And that's the way the first set went--but it felt good. I was skating hard, and I guessed the laps would be 43's or 44's. So I was pleasantly surprised when I saw the laps...half were 42's, and the rest 43's and a 44.
Despite the fact that the Cookies and Cream PowerBar was getting restless, I was happy. Last time I did this workout, in late June, the lap times had been 45's and 46's in the first set, with one lonely 44. Things were looking up!
I told Mel I wanted to go hard the next set, and then probably drop to 70% effort (trying to stay at 44's or less) for the last 2 sets; I didn't think I could keep up the 42's. And the second set went well; again, half 42's, but this time with two 44's--and a 41! I haven''t seen a 41 in an interval workout since last summer! The PowerBar was now partying with the Clif Shot and the two were debating whether to make a break for it, but even that couldn't put a damper on the day. A 41!
In deference to the PowerBar/Clif Shot threatened "uprising," I decided to take a longer rest break this time, and reiterated to Mel my plan to throttle it back a bit in these last two sets. In truth, I hadn't been able to skate with intensity in so long that I was a little afraid of trying to keep pushing for two more sets. I can see that I need to get my mental game back in shape, as well.
So we went out for the last two sets. Surprisingly, although I did get tired (and didn't see another 41), the last 2 sets went well...mostly 43's and 44's, a couple 42's, and the PowerBar and Clif Shot finally decided to give up and stay put. And, for probably the first time this season, I could focus on some technical aspects of skating, rather than putting all my energy into putting one foot in front of the other. Mel reminded me of my need to think about my transition from crossover strokes to straightaway strokes; TieGuy had focused on that quite a bit last winter, but I had totally forgotten about it. And twice per lap I was reminded of another technical aspect; Mel was skating outside of me again, which meant I would usually get ahead of her on the corners and then she'd come flying (effortlessly) by on the straightaways. And every time she'd cruise past I would notice that, although she's several inches taller than I am, she is several inches lower when she skates. TieGuy has spent just as much time yelling "shoulders down" as he has "lose the chicken wing," but with less effect.
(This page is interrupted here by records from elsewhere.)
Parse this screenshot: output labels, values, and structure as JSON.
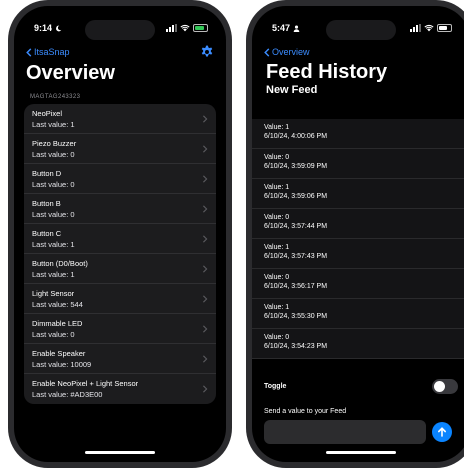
{
  "left_screen": {
    "status": {
      "time": "9:14"
    },
    "nav": {
      "back_label": "ItsaSnap",
      "settings_icon": "gear-icon"
    },
    "title": "Overview",
    "section_header": "MAGTAG243323",
    "items": [
      {
        "name": "NeoPixel",
        "value": "Last value: 1"
      },
      {
        "name": "Piezo Buzzer",
        "value": "Last value: 0"
      },
      {
        "name": "Button D",
        "value": "Last value: 0"
      },
      {
        "name": "Button B",
        "value": "Last value: 0"
      },
      {
        "name": "Button C",
        "value": "Last value: 1"
      },
      {
        "name": "Button (D0/Boot)",
        "value": "Last value: 1"
      },
      {
        "name": "Light Sensor",
        "value": "Last value: 544"
      },
      {
        "name": "Dimmable LED",
        "value": "Last value: 0"
      },
      {
        "name": "Enable Speaker",
        "value": "Last value: 10009"
      },
      {
        "name": "Enable NeoPixel + Light Sensor",
        "value": "Last value: #AD3E00"
      }
    ]
  },
  "right_screen": {
    "status": {
      "time": "5:47"
    },
    "nav": {
      "back_label": "Overview"
    },
    "title": "Feed History",
    "subtitle": "New Feed",
    "history": [
      {
        "value": "Value: 1",
        "timestamp": "6/10/24, 4:00:06 PM"
      },
      {
        "value": "Value: 0",
        "timestamp": "6/10/24, 3:59:09 PM"
      },
      {
        "value": "Value: 1",
        "timestamp": "6/10/24, 3:59:06 PM"
      },
      {
        "value": "Value: 0",
        "timestamp": "6/10/24, 3:57:44 PM"
      },
      {
        "value": "Value: 1",
        "timestamp": "6/10/24, 3:57:43 PM"
      },
      {
        "value": "Value: 0",
        "timestamp": "6/10/24, 3:56:17 PM"
      },
      {
        "value": "Value: 1",
        "timestamp": "6/10/24, 3:55:30 PM"
      },
      {
        "value": "Value: 0",
        "timestamp": "6/10/24, 3:54:23 PM"
      }
    ],
    "toggle_label": "Toggle",
    "toggle_on": false,
    "send_label": "Send a value to your Feed",
    "send_input_value": "",
    "send_icon": "arrow-up-icon"
  },
  "colors": {
    "accent": "#0a84ff",
    "background": "#000000",
    "row_background": "#1c1c1e",
    "left_battery": "#34c759",
    "right_battery": "#ffffff"
  }
}
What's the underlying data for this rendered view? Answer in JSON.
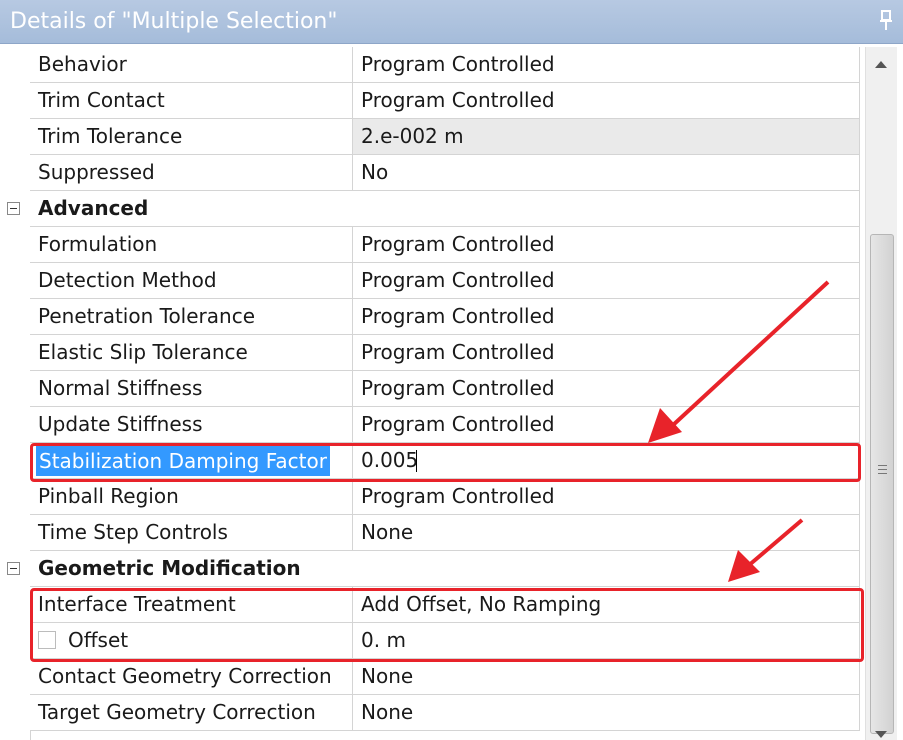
{
  "window": {
    "title": "Details of \"Multiple Selection\""
  },
  "rows": [
    {
      "kind": "prop",
      "name": "Behavior",
      "value": "Program Controlled"
    },
    {
      "kind": "prop",
      "name": "Trim Contact",
      "value": "Program Controlled"
    },
    {
      "kind": "prop",
      "name": "Trim Tolerance",
      "value": "2.e-002 m",
      "readonly": true
    },
    {
      "kind": "prop",
      "name": "Suppressed",
      "value": "No"
    },
    {
      "kind": "group",
      "name": "Advanced"
    },
    {
      "kind": "prop",
      "name": "Formulation",
      "value": "Program Controlled"
    },
    {
      "kind": "prop",
      "name": "Detection Method",
      "value": "Program Controlled"
    },
    {
      "kind": "prop",
      "name": "Penetration Tolerance",
      "value": "Program Controlled"
    },
    {
      "kind": "prop",
      "name": "Elastic Slip Tolerance",
      "value": "Program Controlled"
    },
    {
      "kind": "prop",
      "name": "Normal Stiffness",
      "value": "Program Controlled"
    },
    {
      "kind": "prop",
      "name": "Update Stiffness",
      "value": "Program Controlled"
    },
    {
      "kind": "prop",
      "name": "Stabilization Damping Factor",
      "value": "0.005",
      "selected": true,
      "editing": true
    },
    {
      "kind": "prop",
      "name": "Pinball Region",
      "value": "Program Controlled"
    },
    {
      "kind": "prop",
      "name": "Time Step Controls",
      "value": "None"
    },
    {
      "kind": "group",
      "name": "Geometric Modification"
    },
    {
      "kind": "prop",
      "name": "Interface Treatment",
      "value": "Add Offset, No Ramping"
    },
    {
      "kind": "prop",
      "name": "Offset",
      "value": "0. m",
      "checkbox": true,
      "checked": false
    },
    {
      "kind": "prop",
      "name": "Contact Geometry Correction",
      "value": "None"
    },
    {
      "kind": "prop",
      "name": "Target Geometry Correction",
      "value": "None"
    }
  ],
  "icons": {
    "pin": "pin-icon",
    "collapse": "collapse-minus-icon",
    "scroll_up": "scroll-up-arrow-icon",
    "scroll_down": "scroll-down-arrow-icon"
  },
  "colors": {
    "annotation": "#e8232a",
    "selection": "#3399ff",
    "titlebar": "#a9bfdc"
  }
}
I need to start working on that again.
So...a good morning on the track. Followed by a good afternoon at a friend's pool, hanging with friends from work. And a good evening looking at skate data, looking at upcoming workouts, and thinking about how fast I'll skate them...
Life is good.